I did a year of Classical Tibetan in the 90s using Hahn's Lehrbuch at uni and have good memories of it, except it being in German was a pain in the butt. Having done nothing with Tibetan in the meantime, I recently purchased a copy of Bialek's book to finally make work of learning to read Classical Tibetan for real this time. I read Wilson's book recently and look forward to comparing the two approaches.
From the publisher (Routledge):
A Textbook in Classical Tibetan is the first comprehensive course book in the Classical Tibetan language written in English. The textbook describes the grammar of pre-16th-century Classical Tibetan works for beginners and students of intermediate level. It is intended to cover the most essential topics that can be mastered within two semesters of an academic class. Classical Tibetan is a written Middle Tibetan language that has been in use in Tibet from the 9th century. Until the early 20th century it served all purposes, from administrative, to medical, to religious. Nowadays Classical Tibetan remains an important part of religious identity and services for communities also outside of cultural Tibet, foremost in India, Nepal, and Bhutan, but also elsewhere, most importantly in Europe, North America and Australia.
The main body of the textbook consists of an introduction to the Tibetan script, eighteen lessons, and a reading section.
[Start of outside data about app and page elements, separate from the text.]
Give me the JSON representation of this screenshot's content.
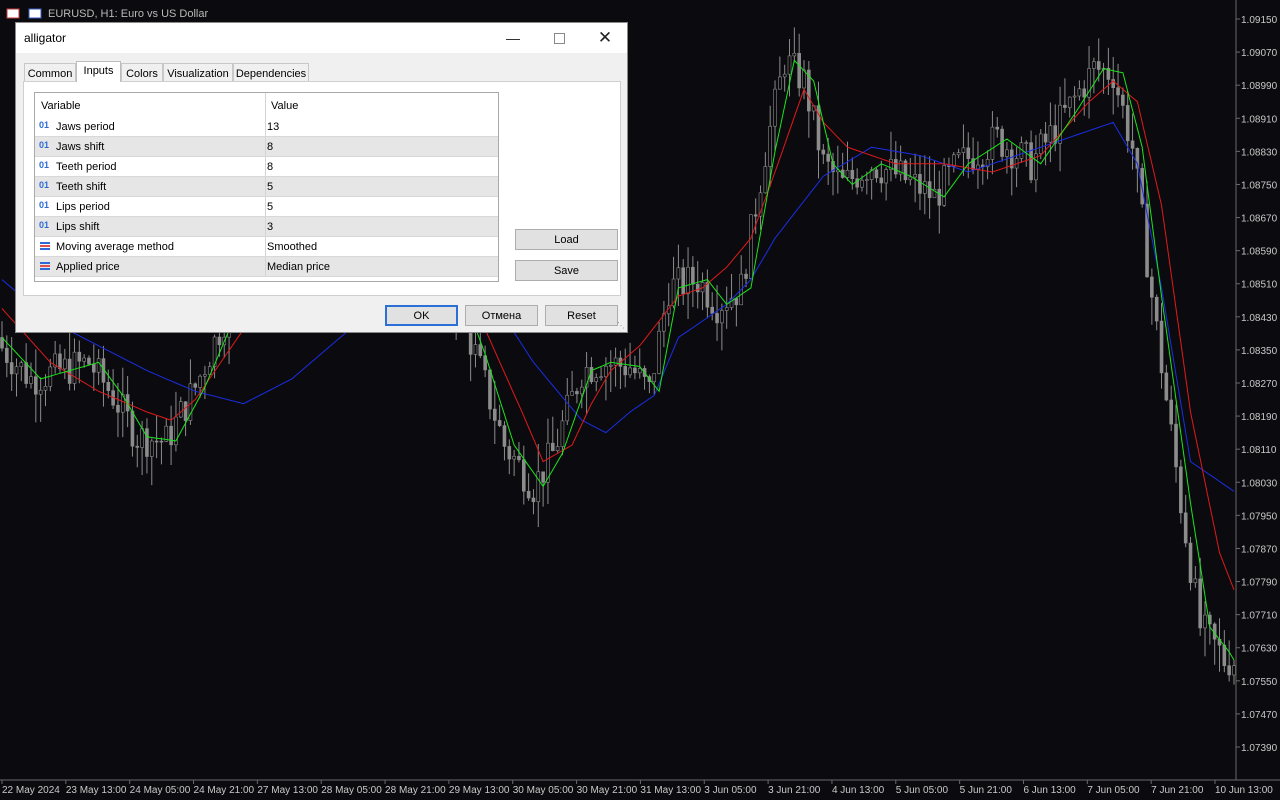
{
  "chart": {
    "title": "EURUSD, H1:  Euro vs US Dollar",
    "price_labels": [
      "1.09150",
      "1.09070",
      "1.08990",
      "1.08910",
      "1.08830",
      "1.08750",
      "1.08670",
      "1.08590",
      "1.08510",
      "1.08430",
      "1.08350",
      "1.08270",
      "1.08190",
      "1.08110",
      "1.08030",
      "1.07950",
      "1.07870",
      "1.07790",
      "1.07710",
      "1.07630",
      "1.07550",
      "1.07470",
      "1.07390"
    ],
    "time_labels": [
      "22 May 2024",
      "23 May 13:00",
      "24 May 05:00",
      "24 May 21:00",
      "27 May 13:00",
      "28 May 05:00",
      "28 May 21:00",
      "29 May 13:00",
      "30 May 05:00",
      "30 May 21:00",
      "31 May 13:00",
      "3 Jun 05:00",
      "3 Jun 21:00",
      "4 Jun 13:00",
      "5 Jun 05:00",
      "5 Jun 21:00",
      "6 Jun 13:00",
      "7 Jun 05:00",
      "7 Jun 21:00",
      "10 Jun 13:00"
    ],
    "colors": {
      "background": "#0b0b0f",
      "candles": "#8c8c8c",
      "jaws": "#1a2ee6",
      "teeth": "#e01a1a",
      "lips": "#19e619",
      "axis_text": "#c9c9c9"
    }
  },
  "chart_data": {
    "type": "line",
    "ylim": [
      1.0734,
      1.0918
    ],
    "x_count": 256,
    "series": [
      {
        "name": "Jaws",
        "color": "#1a2ee6",
        "points": [
          [
            0,
            1.0852
          ],
          [
            10,
            1.0842
          ],
          [
            20,
            1.0836
          ],
          [
            30,
            1.083
          ],
          [
            40,
            1.0825
          ],
          [
            50,
            1.0822
          ],
          [
            60,
            1.0828
          ],
          [
            70,
            1.0838
          ],
          [
            80,
            1.0848
          ],
          [
            90,
            1.0856
          ],
          [
            100,
            1.085
          ],
          [
            110,
            1.0832
          ],
          [
            120,
            1.0818
          ],
          [
            125,
            1.0815
          ],
          [
            130,
            1.082
          ],
          [
            135,
            1.0824
          ],
          [
            140,
            1.0838
          ],
          [
            145,
            1.0842
          ],
          [
            150,
            1.0846
          ],
          [
            155,
            1.0852
          ],
          [
            160,
            1.0862
          ],
          [
            170,
            1.0877
          ],
          [
            180,
            1.0884
          ],
          [
            190,
            1.0882
          ],
          [
            200,
            1.0878
          ],
          [
            210,
            1.0882
          ],
          [
            220,
            1.0886
          ],
          [
            230,
            1.089
          ],
          [
            235,
            1.088
          ],
          [
            240,
            1.085
          ],
          [
            246,
            1.0808
          ],
          [
            256,
            1.08
          ]
        ]
      },
      {
        "name": "Teeth",
        "color": "#e01a1a",
        "points": [
          [
            0,
            1.0845
          ],
          [
            10,
            1.0832
          ],
          [
            20,
            1.0825
          ],
          [
            30,
            1.082
          ],
          [
            35,
            1.0818
          ],
          [
            40,
            1.0823
          ],
          [
            50,
            1.084
          ],
          [
            60,
            1.0858
          ],
          [
            70,
            1.0862
          ],
          [
            80,
            1.0856
          ],
          [
            90,
            1.0858
          ],
          [
            100,
            1.084
          ],
          [
            108,
            1.0819
          ],
          [
            112,
            1.0808
          ],
          [
            118,
            1.0812
          ],
          [
            122,
            1.0822
          ],
          [
            126,
            1.083
          ],
          [
            132,
            1.0836
          ],
          [
            140,
            1.0848
          ],
          [
            145,
            1.085
          ],
          [
            150,
            1.0855
          ],
          [
            155,
            1.0862
          ],
          [
            160,
            1.0878
          ],
          [
            166,
            1.0898
          ],
          [
            170,
            1.089
          ],
          [
            175,
            1.0884
          ],
          [
            185,
            1.088
          ],
          [
            195,
            1.088
          ],
          [
            205,
            1.0878
          ],
          [
            215,
            1.0882
          ],
          [
            225,
            1.0895
          ],
          [
            230,
            1.09
          ],
          [
            235,
            1.0895
          ],
          [
            240,
            1.087
          ],
          [
            246,
            1.082
          ],
          [
            252,
            1.0786
          ],
          [
            256,
            1.0774
          ]
        ]
      },
      {
        "name": "Lips",
        "color": "#19e619",
        "points": [
          [
            0,
            1.0838
          ],
          [
            8,
            1.0828
          ],
          [
            14,
            1.083
          ],
          [
            20,
            1.0832
          ],
          [
            25,
            1.0824
          ],
          [
            30,
            1.0814
          ],
          [
            36,
            1.0813
          ],
          [
            42,
            1.0826
          ],
          [
            50,
            1.0848
          ],
          [
            56,
            1.0856
          ],
          [
            62,
            1.0852
          ],
          [
            70,
            1.0864
          ],
          [
            78,
            1.086
          ],
          [
            85,
            1.0862
          ],
          [
            93,
            1.0856
          ],
          [
            100,
            1.0834
          ],
          [
            106,
            1.0812
          ],
          [
            112,
            1.0802
          ],
          [
            116,
            1.081
          ],
          [
            122,
            1.083
          ],
          [
            126,
            1.0832
          ],
          [
            132,
            1.0831
          ],
          [
            136,
            1.0825
          ],
          [
            140,
            1.085
          ],
          [
            146,
            1.0852
          ],
          [
            150,
            1.0846
          ],
          [
            155,
            1.085
          ],
          [
            160,
            1.0883
          ],
          [
            164,
            1.0905
          ],
          [
            168,
            1.09
          ],
          [
            172,
            1.088
          ],
          [
            176,
            1.0875
          ],
          [
            182,
            1.088
          ],
          [
            188,
            1.0877
          ],
          [
            195,
            1.0872
          ],
          [
            200,
            1.088
          ],
          [
            208,
            1.0886
          ],
          [
            215,
            1.088
          ],
          [
            222,
            1.0892
          ],
          [
            228,
            1.0903
          ],
          [
            232,
            1.0902
          ],
          [
            236,
            1.0884
          ],
          [
            240,
            1.0848
          ],
          [
            246,
            1.0798
          ],
          [
            250,
            1.0768
          ],
          [
            254,
            1.0762
          ],
          [
            256,
            1.0758
          ]
        ]
      }
    ]
  },
  "dialog": {
    "title": "alligator",
    "tabs": [
      "Common",
      "Inputs",
      "Colors",
      "Visualization",
      "Dependencies"
    ],
    "active_tab": "Inputs",
    "table_headers": [
      "Variable",
      "Value"
    ],
    "rows": [
      {
        "icon": "01",
        "type": "int",
        "name": "Jaws period",
        "value": "13"
      },
      {
        "icon": "01",
        "type": "int",
        "name": "Jaws shift",
        "value": "8"
      },
      {
        "icon": "01",
        "type": "int",
        "name": "Teeth period",
        "value": "8"
      },
      {
        "icon": "01",
        "type": "int",
        "name": "Teeth shift",
        "value": "5"
      },
      {
        "icon": "01",
        "type": "int",
        "name": "Lips period",
        "value": "5"
      },
      {
        "icon": "01",
        "type": "int",
        "name": "Lips shift",
        "value": "3"
      },
      {
        "icon": "enum-icon",
        "type": "enum",
        "name": "Moving average method",
        "value": "Smoothed"
      },
      {
        "icon": "enum-icon",
        "type": "enum",
        "name": "Applied price",
        "value": "Median price"
      }
    ],
    "buttons": {
      "load": "Load",
      "save": "Save",
      "ok": "OK",
      "cancel": "Отмена",
      "reset": "Reset"
    }
  }
}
Each lesson elucidates several grammatical topics which are followed by an exercise and a word list. The chapter readings contain four supplementary readings. In addition to the main parts of the textbook, a brief introduction to Tibetic languages provides linguistic context for the language taught in the textbook, whereas the chapter Translations of Exercises and Readings contains translations and explanatory notes to the exercises provided at the end of each lesson, as well as to the readings.
A Textbook in Classical Tibetan is essential reading for both undergraduate and graduate students without any knowledge of Classical Tibetan, but also for those who would like to deepen their experience of the language by reading annotated excerpts from well-known pieces of Tibetan literature.
A positive review from Buddhist Digital Resource Center: